Right now, a clock that will tell time for the next ten millenia is being built into the Sierra Diablo Mountains in Western Texas. But why build a clock so monumental in scale? Because we can.
The idea for a 10,000 year clock is now a classic. Computer scientist Danny Hillis dreamt it up back in 1989 and presented it in 1995. In fact, a working one was built by Hillis and friends' Long Now Foundation back in 1999. It continues to keep time in its home at the Science Museum of London. However, this project is considerably more ambitious. The architectural feat that the Long Now Foundation is now undertaking is to carve a 200-foot-tall clock into a mountain. The clock will tick every year and chime every thousand years.
The project has already attracted big names, including Wired editor Kevin Kelly and Amazon founder Jeff Bezos, and is well under way, with its many parts being machined in Seattle and California. As Kelly writes:

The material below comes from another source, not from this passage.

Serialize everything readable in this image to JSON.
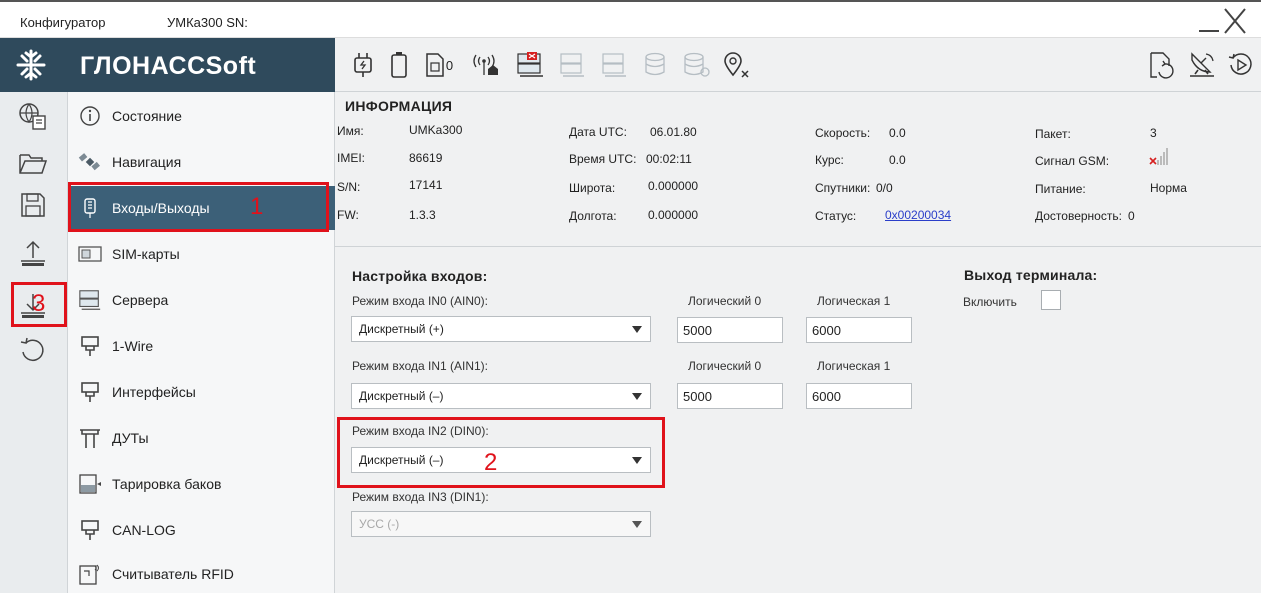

Ten thousand years is about the age of civilization, so a 10K-year Clock would measure out a future of civilization equal to its past. That assumes we are in the middle of whatever journey we are on – an implicit statement of optimism.